We loved Harley Spiller’s post Sea Salty: The Man and the Crab on AAWW’s online magazine The Margins, about his friend and former Marine mess cook John Gun Pin. In the post, he remembers both Pin’s life and the last dish he prepared: ha cha (cured crab). We and asked to excerpt it on our blog. You can read Harley’s full post here. The Margins is the flagship editorial platform of the Asian American Writers’ Workshop, a bold new online magazine dedicated to inventing the Asian American creative culture of tomorrow.
Our no-fuss hero was born on the island of Donghai in mainland China’s Zhoushan Archipelago. He cut his eye teeth on Ningbo-style eats, an important facet of zhejiang, or Shanghai food, one of the eight cuisines of the vast Chinese cookhouse. Ningbo cooking allows natural flavor to predominate and is characteristically salty and fragrant. Locals prize soft textured seafood dishes like braised eel or fried yellow croaker, and preserved snacks that help stretch the abundant white rice, like ni law, salted molting snails with shells as small and translucent as pinky nails.

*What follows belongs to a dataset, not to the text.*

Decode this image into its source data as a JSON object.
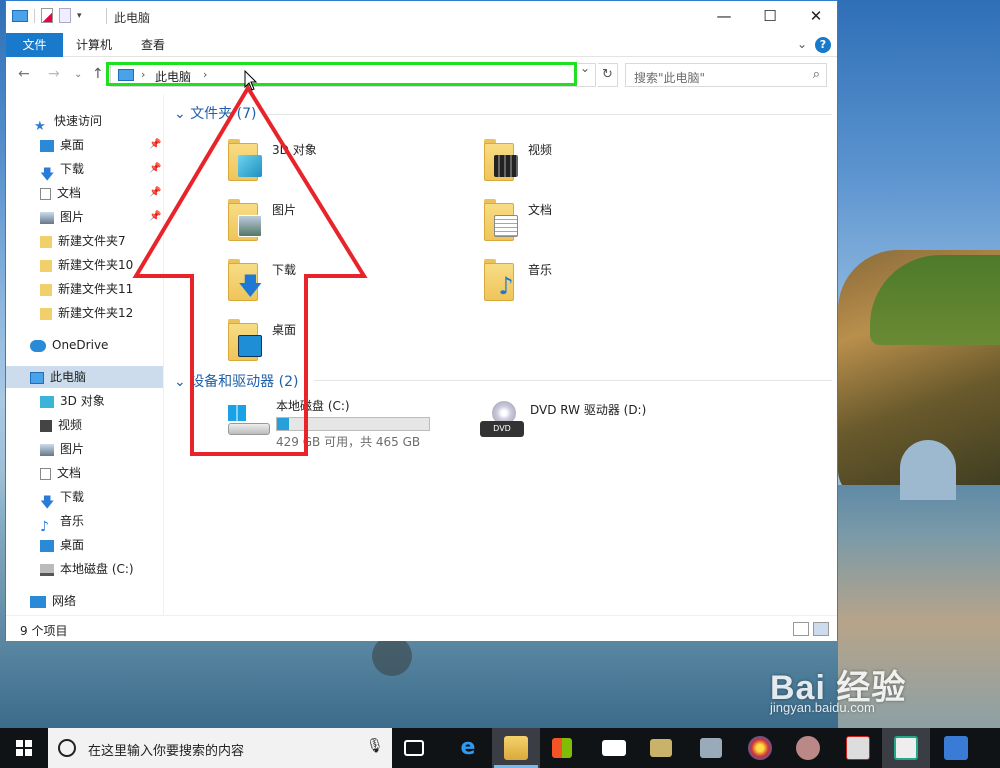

John’s Jackson Heights home was for years the closest I got to China. Fish draped with newspaper dried on lines under the eaves; the kitchen was re-purposed as cousin Coco’s acupuncture studio; and televised Chinese opera monopolized a visitor’s remaining senses. The basement, which opened onto a vegetable garden with fruit trees and a patio peppered with potted alliums, had been turned into an open kitchen. Aluminum-foil-wrapped appliances flanked a simple eating area, and jars of every description sat with their contents steeping, pickling, and curing in corners and on ledges selected for their particular qualities of temperature, light, and air. Eco-minded before their time, nothing in the Pins’ jam-packed fridge seemed to be in its original bottle.
John died in January 1997. His son Michael and I visited Rose Pin, his widow, a month or so later. Her cooking was subtler and more precisely executed than her husband’s, but the first thing she offered was the very last dish John had made—a bottle of ha cha—salt-preserved crab. Rose served John’s amuse-gueule but declined to partake. “Too salty,” she said.
John made two kinds of ha cha, always controlling the bottled admixtures for ullage. Both used the same ingredients, but one featured crab bodies, minced along with their shells. The other contained only claws, cracked but intact. Ha cha is best eaten by straining the chitinous bits through the teeth like a baleen whale filtering krill. Traditionally smeared over steamed white rice, the roseate Ningbospecialtyhas a squishy texture and, like John, a salty spiciness tempered with oceanic sweetness.
Like much traditional Ningbo cuisine, John was simple but ingenious, with a powerfully unpretentious character. Today there are 7.5 million Ningbo natives, yet Shanghai and its Shaoxing-wine soused “drunken crabs” steal the limelight. There are few mentions of ha cha on the Internet and I have never heard of it being served in a restaurant. Other cured brachyura include the Korean chili-based yangnyeom gejang and soy-doused ganjang gejang, preparations so popular that the city of Gwangju boasts a “Street of Seasoned Raw Crab & Boiled Rice.” It seems that the only edible raw crab is the leg meat of zuwaigani (Hokkaido snow crab), which is turned into glistening sashimi. Eating more ordinary crab raw can cause serious infections from parasites like the ugly-sounding and acting lung fluke. Ha cha, ceviche, and other cured foods (think lox, ham) might appear raw to the uninitiated, but they are ready to eat.